— What is required —
Look for the string "software" in the material below. Copy every line where you find it.

— Excerpted data —
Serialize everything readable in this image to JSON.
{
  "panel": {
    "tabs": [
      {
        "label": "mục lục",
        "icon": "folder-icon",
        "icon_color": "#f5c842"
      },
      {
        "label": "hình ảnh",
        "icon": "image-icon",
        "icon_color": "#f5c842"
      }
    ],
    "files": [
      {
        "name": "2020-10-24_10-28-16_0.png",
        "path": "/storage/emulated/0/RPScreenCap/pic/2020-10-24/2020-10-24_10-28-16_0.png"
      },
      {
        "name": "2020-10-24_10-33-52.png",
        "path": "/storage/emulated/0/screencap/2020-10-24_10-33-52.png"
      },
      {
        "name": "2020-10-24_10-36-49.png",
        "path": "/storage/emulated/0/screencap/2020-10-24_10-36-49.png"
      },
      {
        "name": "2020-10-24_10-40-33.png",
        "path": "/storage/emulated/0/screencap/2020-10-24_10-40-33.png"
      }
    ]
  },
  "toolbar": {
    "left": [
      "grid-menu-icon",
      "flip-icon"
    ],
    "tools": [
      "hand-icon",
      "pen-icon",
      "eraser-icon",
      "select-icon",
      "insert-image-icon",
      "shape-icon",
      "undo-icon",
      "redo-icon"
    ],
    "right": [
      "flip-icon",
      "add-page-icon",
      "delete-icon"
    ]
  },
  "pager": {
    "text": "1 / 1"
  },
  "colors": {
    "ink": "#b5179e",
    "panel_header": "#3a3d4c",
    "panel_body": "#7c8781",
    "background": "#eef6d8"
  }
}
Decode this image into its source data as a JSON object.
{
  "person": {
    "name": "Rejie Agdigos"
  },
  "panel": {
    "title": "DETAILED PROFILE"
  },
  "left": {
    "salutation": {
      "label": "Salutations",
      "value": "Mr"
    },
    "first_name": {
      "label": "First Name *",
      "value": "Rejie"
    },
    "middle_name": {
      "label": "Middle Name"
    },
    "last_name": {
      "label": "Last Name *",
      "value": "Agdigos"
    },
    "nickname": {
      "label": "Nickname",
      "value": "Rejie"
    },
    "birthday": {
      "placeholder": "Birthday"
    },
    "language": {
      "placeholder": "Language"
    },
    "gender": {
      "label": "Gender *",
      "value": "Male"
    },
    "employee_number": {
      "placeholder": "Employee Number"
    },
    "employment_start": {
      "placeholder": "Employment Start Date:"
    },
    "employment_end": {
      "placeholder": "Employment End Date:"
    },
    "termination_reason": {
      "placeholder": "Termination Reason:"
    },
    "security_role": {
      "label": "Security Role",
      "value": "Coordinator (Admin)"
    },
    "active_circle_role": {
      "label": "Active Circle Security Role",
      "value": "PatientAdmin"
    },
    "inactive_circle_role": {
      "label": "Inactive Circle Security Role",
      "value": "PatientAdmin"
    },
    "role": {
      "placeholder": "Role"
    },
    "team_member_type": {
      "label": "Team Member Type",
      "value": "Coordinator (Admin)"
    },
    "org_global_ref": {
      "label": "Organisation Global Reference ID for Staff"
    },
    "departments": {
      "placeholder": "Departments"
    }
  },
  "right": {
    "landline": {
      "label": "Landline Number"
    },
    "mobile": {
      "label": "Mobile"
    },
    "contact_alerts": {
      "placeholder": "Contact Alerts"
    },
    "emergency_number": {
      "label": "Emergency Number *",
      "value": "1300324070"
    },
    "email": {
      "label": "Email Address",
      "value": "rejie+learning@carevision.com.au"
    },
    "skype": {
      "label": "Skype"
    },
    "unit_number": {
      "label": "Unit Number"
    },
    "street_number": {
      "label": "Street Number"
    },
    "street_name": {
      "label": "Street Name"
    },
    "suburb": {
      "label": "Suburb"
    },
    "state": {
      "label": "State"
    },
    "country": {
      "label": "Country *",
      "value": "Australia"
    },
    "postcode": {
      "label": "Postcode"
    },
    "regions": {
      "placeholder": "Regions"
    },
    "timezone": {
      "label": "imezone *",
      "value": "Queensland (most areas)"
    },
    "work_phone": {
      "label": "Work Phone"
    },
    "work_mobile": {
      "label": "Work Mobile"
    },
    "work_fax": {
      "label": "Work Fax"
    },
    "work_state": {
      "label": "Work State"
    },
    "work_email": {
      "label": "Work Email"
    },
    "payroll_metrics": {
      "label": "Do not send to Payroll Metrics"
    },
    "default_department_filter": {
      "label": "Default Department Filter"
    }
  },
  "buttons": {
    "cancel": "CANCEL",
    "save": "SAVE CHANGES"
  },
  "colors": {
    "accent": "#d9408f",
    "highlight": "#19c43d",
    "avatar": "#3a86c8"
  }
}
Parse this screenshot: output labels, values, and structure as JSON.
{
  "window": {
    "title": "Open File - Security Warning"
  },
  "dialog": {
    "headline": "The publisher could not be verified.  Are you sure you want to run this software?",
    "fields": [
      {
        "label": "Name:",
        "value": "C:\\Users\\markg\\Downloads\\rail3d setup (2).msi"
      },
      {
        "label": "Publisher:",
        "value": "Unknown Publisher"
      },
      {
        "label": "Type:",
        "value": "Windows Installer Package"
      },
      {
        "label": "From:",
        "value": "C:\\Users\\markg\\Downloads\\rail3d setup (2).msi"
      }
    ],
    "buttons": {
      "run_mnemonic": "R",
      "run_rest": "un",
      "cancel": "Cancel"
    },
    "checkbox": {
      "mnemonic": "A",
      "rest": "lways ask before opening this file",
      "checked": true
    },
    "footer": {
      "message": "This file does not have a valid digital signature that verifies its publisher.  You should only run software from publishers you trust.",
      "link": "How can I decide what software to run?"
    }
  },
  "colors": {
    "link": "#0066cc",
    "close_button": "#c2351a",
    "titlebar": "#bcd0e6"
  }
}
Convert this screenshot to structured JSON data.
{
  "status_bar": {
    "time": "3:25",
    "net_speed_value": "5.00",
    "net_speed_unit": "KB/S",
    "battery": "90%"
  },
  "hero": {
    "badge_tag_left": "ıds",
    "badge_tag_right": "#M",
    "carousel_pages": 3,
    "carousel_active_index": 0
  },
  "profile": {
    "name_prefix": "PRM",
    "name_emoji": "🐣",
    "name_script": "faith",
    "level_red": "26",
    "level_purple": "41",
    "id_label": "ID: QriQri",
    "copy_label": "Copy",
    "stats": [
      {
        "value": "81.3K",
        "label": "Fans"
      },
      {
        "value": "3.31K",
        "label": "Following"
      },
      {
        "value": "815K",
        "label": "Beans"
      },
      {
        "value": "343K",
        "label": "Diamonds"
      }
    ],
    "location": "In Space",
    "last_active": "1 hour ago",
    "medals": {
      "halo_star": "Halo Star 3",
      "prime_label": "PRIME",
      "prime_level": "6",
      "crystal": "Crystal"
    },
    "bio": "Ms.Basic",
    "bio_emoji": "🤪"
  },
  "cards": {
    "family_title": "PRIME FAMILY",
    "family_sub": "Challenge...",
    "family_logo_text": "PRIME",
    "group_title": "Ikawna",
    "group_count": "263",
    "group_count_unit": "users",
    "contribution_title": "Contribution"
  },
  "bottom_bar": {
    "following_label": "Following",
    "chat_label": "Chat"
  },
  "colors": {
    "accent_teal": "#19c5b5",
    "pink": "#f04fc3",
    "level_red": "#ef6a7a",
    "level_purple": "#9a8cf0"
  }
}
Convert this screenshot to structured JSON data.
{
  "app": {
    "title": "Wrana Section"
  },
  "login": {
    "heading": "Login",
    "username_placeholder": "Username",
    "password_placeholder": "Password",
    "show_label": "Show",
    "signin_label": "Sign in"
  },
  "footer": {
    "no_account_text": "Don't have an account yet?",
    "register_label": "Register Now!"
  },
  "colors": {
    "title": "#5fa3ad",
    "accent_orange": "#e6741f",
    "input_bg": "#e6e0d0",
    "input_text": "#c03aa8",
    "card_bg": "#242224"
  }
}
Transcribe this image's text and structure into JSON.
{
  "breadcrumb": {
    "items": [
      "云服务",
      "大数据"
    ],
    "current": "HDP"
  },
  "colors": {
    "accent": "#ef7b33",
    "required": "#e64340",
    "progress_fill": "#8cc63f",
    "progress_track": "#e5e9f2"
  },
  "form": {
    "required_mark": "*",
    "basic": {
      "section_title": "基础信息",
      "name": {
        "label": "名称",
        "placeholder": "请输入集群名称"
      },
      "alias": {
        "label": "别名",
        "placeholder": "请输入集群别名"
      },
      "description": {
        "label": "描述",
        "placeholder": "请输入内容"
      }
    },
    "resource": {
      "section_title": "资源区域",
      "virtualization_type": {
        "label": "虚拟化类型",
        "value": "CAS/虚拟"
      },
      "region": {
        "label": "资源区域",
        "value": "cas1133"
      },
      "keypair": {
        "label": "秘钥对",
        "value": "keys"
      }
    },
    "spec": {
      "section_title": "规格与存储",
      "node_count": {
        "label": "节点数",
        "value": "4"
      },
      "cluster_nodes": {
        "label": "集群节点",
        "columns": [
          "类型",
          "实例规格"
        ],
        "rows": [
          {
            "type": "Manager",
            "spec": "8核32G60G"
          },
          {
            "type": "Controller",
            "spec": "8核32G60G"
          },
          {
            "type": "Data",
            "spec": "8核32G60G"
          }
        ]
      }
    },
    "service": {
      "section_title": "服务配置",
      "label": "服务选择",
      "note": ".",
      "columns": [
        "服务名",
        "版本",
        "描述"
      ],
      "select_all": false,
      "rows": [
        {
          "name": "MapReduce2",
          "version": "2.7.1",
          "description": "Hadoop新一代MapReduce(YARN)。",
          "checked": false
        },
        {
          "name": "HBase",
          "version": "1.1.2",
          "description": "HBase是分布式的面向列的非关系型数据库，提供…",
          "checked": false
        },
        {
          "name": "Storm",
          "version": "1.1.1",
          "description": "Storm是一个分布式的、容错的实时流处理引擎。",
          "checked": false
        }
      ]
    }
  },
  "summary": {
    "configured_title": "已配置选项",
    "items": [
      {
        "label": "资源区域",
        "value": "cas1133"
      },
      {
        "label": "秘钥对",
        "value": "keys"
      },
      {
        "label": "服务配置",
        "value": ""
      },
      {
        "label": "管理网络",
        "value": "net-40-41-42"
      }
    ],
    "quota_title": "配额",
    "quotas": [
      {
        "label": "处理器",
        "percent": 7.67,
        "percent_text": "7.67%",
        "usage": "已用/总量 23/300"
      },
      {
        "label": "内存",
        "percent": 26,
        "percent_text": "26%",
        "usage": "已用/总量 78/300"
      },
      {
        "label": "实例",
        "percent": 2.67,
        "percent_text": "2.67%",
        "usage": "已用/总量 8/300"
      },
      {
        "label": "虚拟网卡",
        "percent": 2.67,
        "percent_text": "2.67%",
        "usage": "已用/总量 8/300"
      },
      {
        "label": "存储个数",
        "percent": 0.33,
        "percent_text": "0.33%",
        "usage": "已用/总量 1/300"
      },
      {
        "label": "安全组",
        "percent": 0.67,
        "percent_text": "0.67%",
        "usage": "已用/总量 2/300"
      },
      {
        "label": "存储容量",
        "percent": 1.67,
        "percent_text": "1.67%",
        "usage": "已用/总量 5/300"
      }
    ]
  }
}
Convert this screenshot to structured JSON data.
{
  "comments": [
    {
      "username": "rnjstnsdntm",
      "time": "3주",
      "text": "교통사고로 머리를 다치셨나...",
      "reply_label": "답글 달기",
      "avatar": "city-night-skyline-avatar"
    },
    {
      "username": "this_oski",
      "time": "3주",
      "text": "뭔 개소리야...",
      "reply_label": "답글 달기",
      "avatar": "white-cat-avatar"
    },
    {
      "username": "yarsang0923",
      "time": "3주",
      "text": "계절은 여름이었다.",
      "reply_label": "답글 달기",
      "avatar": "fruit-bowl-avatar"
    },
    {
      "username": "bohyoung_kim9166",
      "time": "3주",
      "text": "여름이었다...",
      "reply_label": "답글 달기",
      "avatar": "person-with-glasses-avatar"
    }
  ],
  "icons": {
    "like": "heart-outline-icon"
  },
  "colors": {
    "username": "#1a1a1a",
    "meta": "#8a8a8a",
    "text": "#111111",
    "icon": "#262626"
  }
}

— Task solution —
    "headline": "The publisher could not be verified.  Are you sure you want to run this software?",
      "message": "This file does not have a valid digital signature that verifies its publisher.  You should only run software from publishers you trust.",
      "link": "How can I decide what software to run?"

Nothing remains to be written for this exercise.